Required work ▸
Among the lines listed below, count those that include the string "libelle", and state only the count.
------------
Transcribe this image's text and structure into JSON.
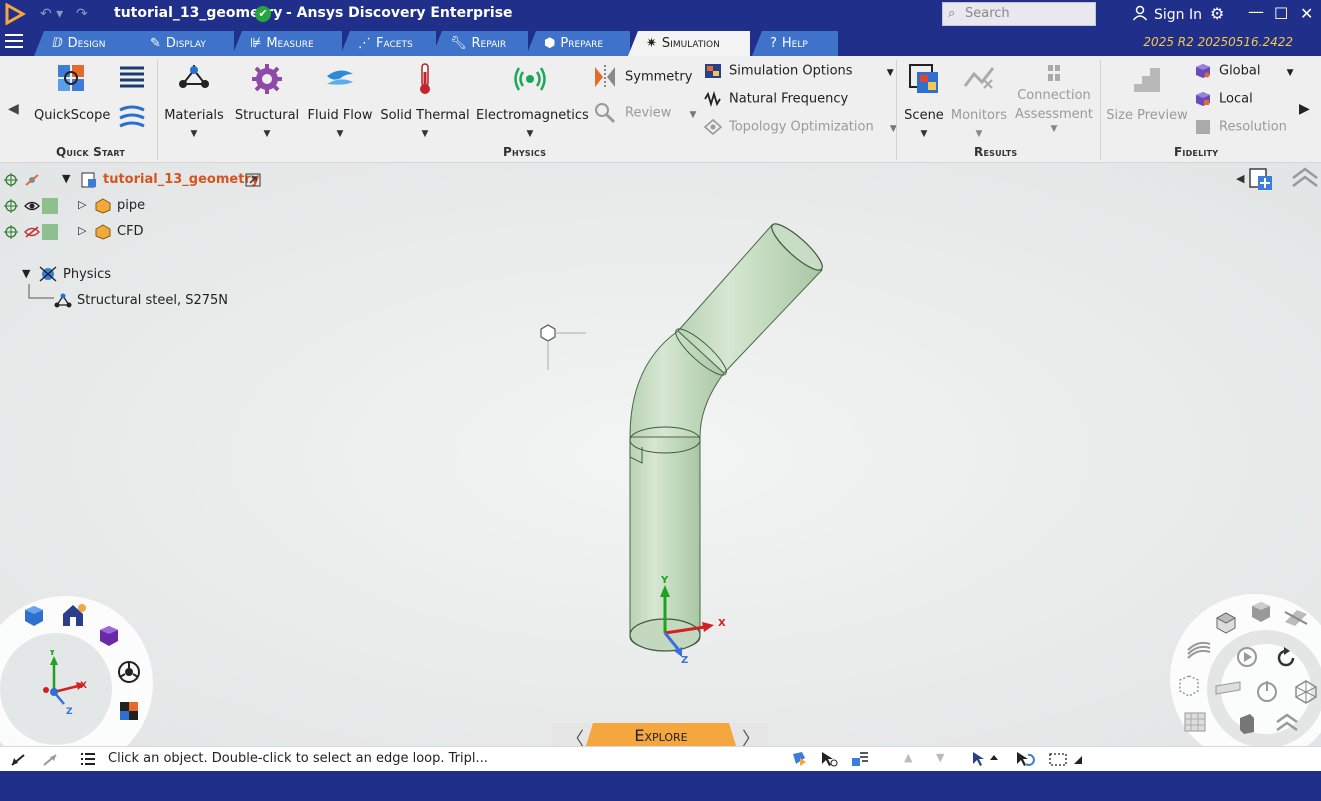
{
  "titlebar": {
    "document_name": "tutorial_13_geometry",
    "app_name": "- Ansys Discovery Enterprise",
    "search_placeholder": "Search",
    "sign_in": "Sign In"
  },
  "tabs": [
    {
      "label": "Design"
    },
    {
      "label": "Display"
    },
    {
      "label": "Measure"
    },
    {
      "label": "Facets"
    },
    {
      "label": "Repair"
    },
    {
      "label": "Prepare"
    },
    {
      "label": "Simulation"
    },
    {
      "label": "Help"
    }
  ],
  "version": "2025 R2 20250516.2422",
  "ribbon": {
    "quick_start": {
      "title": "Quick Start",
      "quickscope": "QuickScope"
    },
    "physics": {
      "title": "Physics",
      "materials": "Materials",
      "structural": "Structural",
      "fluid_flow": "Fluid Flow",
      "solid_thermal": "Solid Thermal",
      "electromagnetics": "Electromagnetics",
      "symmetry": "Symmetry",
      "review": "Review",
      "simulation_options": "Simulation Options",
      "natural_frequency": "Natural Frequency",
      "topology_optimization": "Topology Optimization"
    },
    "results": {
      "title": "Results",
      "scene": "Scene",
      "monitors": "Monitors",
      "connection": "Connection",
      "assessment": "Assessment"
    },
    "fidelity": {
      "title": "Fidelity",
      "size_preview": "Size Preview",
      "global": "Global",
      "local": "Local",
      "resolution": "Resolution"
    }
  },
  "tree": {
    "root": "tutorial_13_geometry",
    "items": [
      "pipe",
      "CFD"
    ],
    "physics_label": "Physics",
    "material": "Structural steel, S275N"
  },
  "axis": {
    "x": "X",
    "y": "Y",
    "z": "Z"
  },
  "explore_label": "Explore",
  "status_text": "Click an object. Double-click to select an edge loop. Tripl..."
}
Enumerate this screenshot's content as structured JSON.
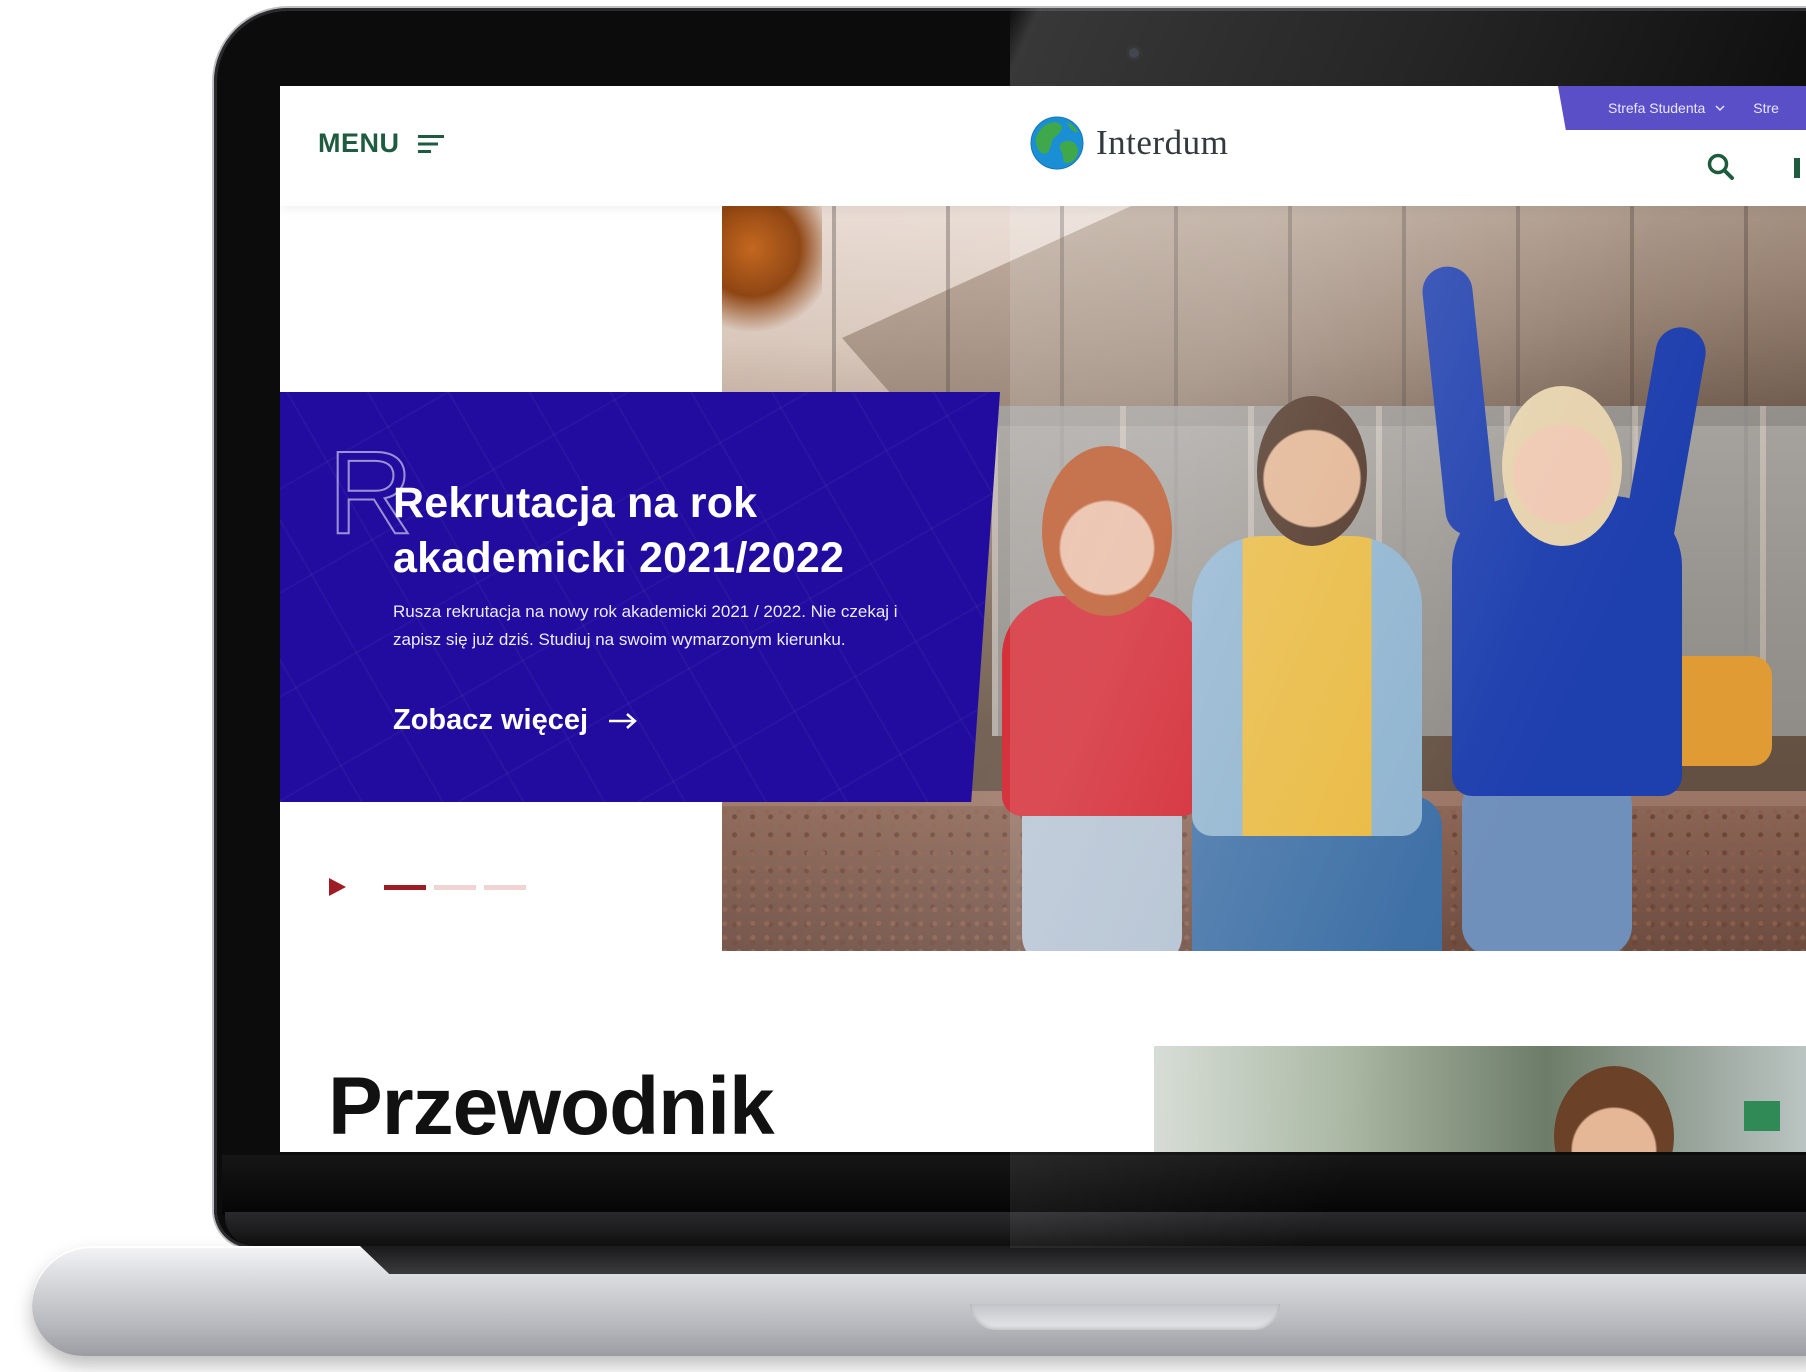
{
  "header": {
    "menu_label": "MENU",
    "logo_text": "Interdum",
    "top_tabs": [
      {
        "label": "Strefa Studenta"
      },
      {
        "label": "Stre"
      }
    ]
  },
  "hero": {
    "deco_letter": "R",
    "title": "Rekrutacja na rok akademicki 2021/2022",
    "description": "Rusza rekrutacja na nowy rok akademicki 2021 / 2022. Nie czekaj i zapisz się już dziś. Studiuj na swoim wymarzonym kierunku.",
    "cta_label": "Zobacz więcej",
    "slides_total": 3,
    "active_slide": 1
  },
  "section": {
    "title": "Przewodnik"
  },
  "colors": {
    "brand_green": "#1f5b3f",
    "hero_card_blue": "#210c9f",
    "top_bar_purple": "#5b4fc8",
    "slider_active": "#9e1c23",
    "slider_inactive": "#f0d3d3"
  }
}
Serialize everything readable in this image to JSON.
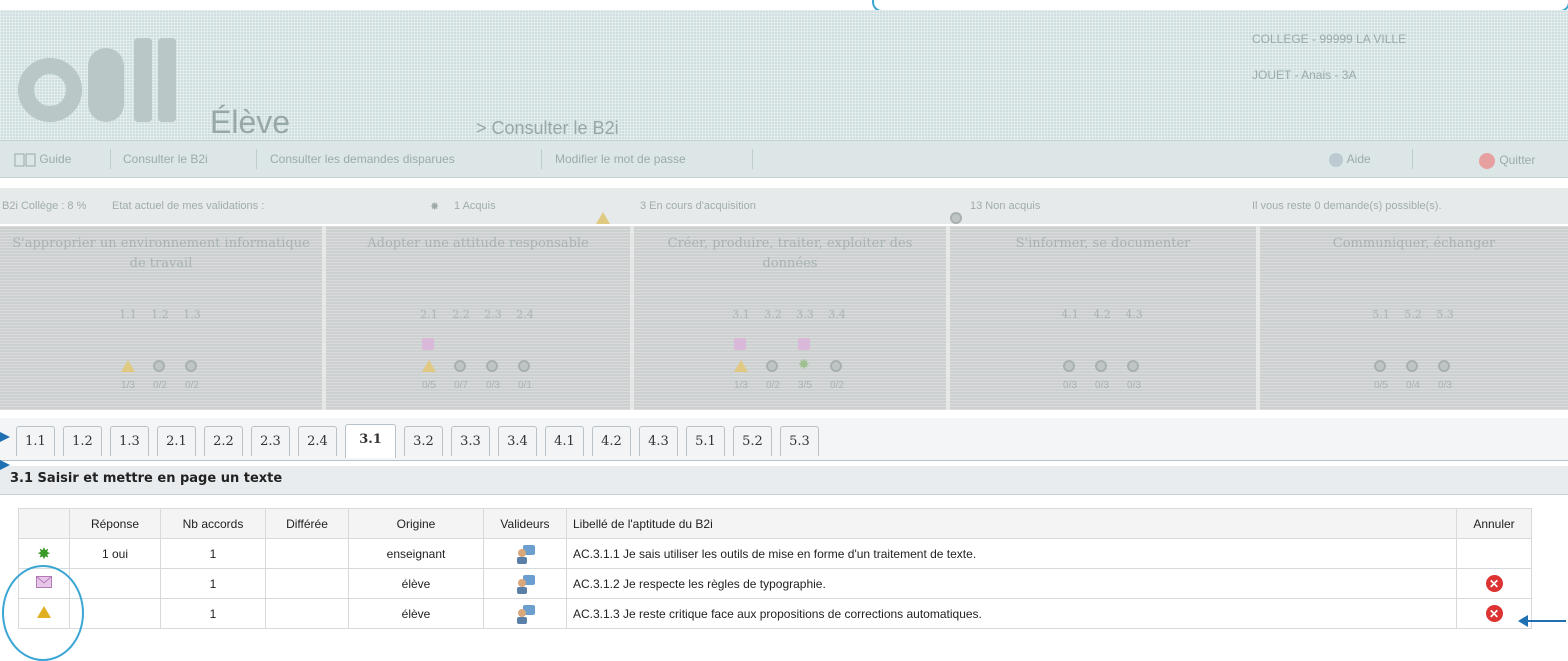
{
  "header": {
    "section": "Élève",
    "breadcrumb": "> Consulter le B2i",
    "school": "COLLEGE - 99999 LA VILLE",
    "student": "JOUET - Anais - 3A"
  },
  "nav": {
    "guide": "Guide",
    "items": [
      "Consulter le B2i",
      "Consulter les demandes disparues",
      "Modifier le mot de passe"
    ],
    "help": "Aide",
    "quit": "Quitter"
  },
  "stats": {
    "global": "B2i Collège : 8 %",
    "state_label": "Etat actuel de mes validations :",
    "acquired": "1 Acquis",
    "in_progress": "3 En cours d'acquisition",
    "not_acquired": "13 Non acquis",
    "remaining": "Il vous reste 0 demande(s) possible(s)."
  },
  "domains": [
    {
      "title": "S'approprier un environnement informatique de travail",
      "items": [
        {
          "code": "1.1",
          "frac": "1/3",
          "icons": [
            "tri"
          ]
        },
        {
          "code": "1.2",
          "frac": "0/2",
          "icons": [
            "gear"
          ]
        },
        {
          "code": "1.3",
          "frac": "0/2",
          "icons": [
            "gear"
          ]
        }
      ]
    },
    {
      "title": "Adopter une attitude responsable",
      "items": [
        {
          "code": "2.1",
          "frac": "0/5",
          "icons": [
            "env",
            "tri"
          ]
        },
        {
          "code": "2.2",
          "frac": "0/7",
          "icons": [
            "gear"
          ]
        },
        {
          "code": "2.3",
          "frac": "0/3",
          "icons": [
            "gear"
          ]
        },
        {
          "code": "2.4",
          "frac": "0/1",
          "icons": [
            "gear"
          ]
        }
      ]
    },
    {
      "title": "Créer, produire, traiter, exploiter des données",
      "items": [
        {
          "code": "3.1",
          "frac": "1/3",
          "icons": [
            "env",
            "tri"
          ]
        },
        {
          "code": "3.2",
          "frac": "0/2",
          "icons": [
            "gear"
          ]
        },
        {
          "code": "3.3",
          "frac": "3/5",
          "icons": [
            "env",
            "star"
          ]
        },
        {
          "code": "3.4",
          "frac": "0/2",
          "icons": [
            "gear"
          ]
        }
      ]
    },
    {
      "title": "S'informer, se documenter",
      "items": [
        {
          "code": "4.1",
          "frac": "0/3",
          "icons": [
            "gear"
          ]
        },
        {
          "code": "4.2",
          "frac": "0/3",
          "icons": [
            "gear"
          ]
        },
        {
          "code": "4.3",
          "frac": "0/3",
          "icons": [
            "gear"
          ]
        }
      ]
    },
    {
      "title": "Communiquer, échanger",
      "items": [
        {
          "code": "5.1",
          "frac": "0/5",
          "icons": [
            "gear"
          ]
        },
        {
          "code": "5.2",
          "frac": "0/4",
          "icons": [
            "gear"
          ]
        },
        {
          "code": "5.3",
          "frac": "0/3",
          "icons": [
            "gear"
          ]
        }
      ]
    }
  ],
  "tabs": [
    "1.1",
    "1.2",
    "1.3",
    "2.1",
    "2.2",
    "2.3",
    "2.4",
    "3.1",
    "3.2",
    "3.3",
    "3.4",
    "4.1",
    "4.2",
    "4.3",
    "5.1",
    "5.2",
    "5.3"
  ],
  "active_tab": "3.1",
  "section_title": "3.1 Saisir et mettre en page un texte",
  "table": {
    "headers": [
      "",
      "Réponse",
      "Nb accords",
      "Différée",
      "Origine",
      "Valideurs",
      "Libellé de l'aptitude du B2i",
      "Annuler"
    ],
    "rows": [
      {
        "status_icon": "star-icon",
        "reponse": "1 oui",
        "accords": "1",
        "differee": "",
        "origine": "enseignant",
        "libelle": "AC.3.1.1 Je sais utiliser les outils de mise en forme d'un traitement de texte.",
        "annuler": false
      },
      {
        "status_icon": "envelope-icon",
        "reponse": "",
        "accords": "1",
        "differee": "",
        "origine": "élève",
        "libelle": "AC.3.1.2 Je respecte les règles de typographie.",
        "annuler": true
      },
      {
        "status_icon": "triangle-icon",
        "reponse": "",
        "accords": "1",
        "differee": "",
        "origine": "élève",
        "libelle": "AC.3.1.3 Je reste critique face aux propositions de corrections automatiques.",
        "annuler": true
      }
    ]
  },
  "colors": {
    "accent": "#3ba6d4",
    "arrow": "#1f6fb3",
    "cancel": "#dd3333",
    "star": "#3a9a28",
    "envelope": "#c98ad0",
    "triangle": "#e0b020"
  }
}
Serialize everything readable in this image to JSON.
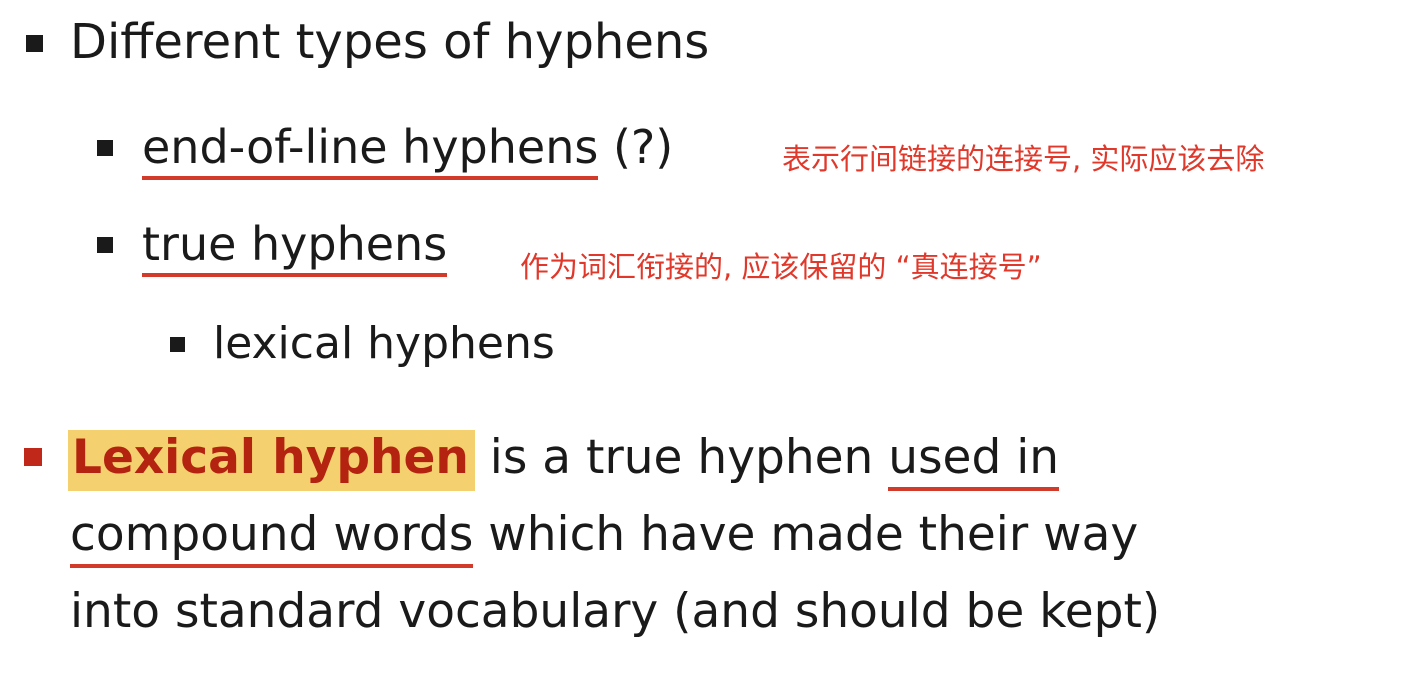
{
  "slide": {
    "item1": {
      "text": "Different types of hyphens"
    },
    "item2": {
      "term": "end-of-line hyphens",
      "suffix": " (?)",
      "note": "表示行间链接的连接号, 实际应该去除"
    },
    "item3": {
      "term": "true hyphens",
      "note": "作为词汇衔接的, 应该保留的 “真连接号”"
    },
    "item4": {
      "text": "lexical hyphens"
    },
    "definition": {
      "highlight": "Lexical hyphen",
      "part1": " is a true hyphen ",
      "underline1": "used in",
      "underline2": "compound words",
      "part2": " which have made their way",
      "line3": "into standard vocabulary (and should be kept)"
    }
  },
  "colors": {
    "text": "#1a1a1a",
    "bullet_dark": "#1a1a1a",
    "bullet_red": "#c0281a",
    "underline": "#d23a2a",
    "note": "#e0382a",
    "highlight_bg": "#f4d06f",
    "highlight_text": "#b3230f"
  }
}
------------
Task answer ▸
3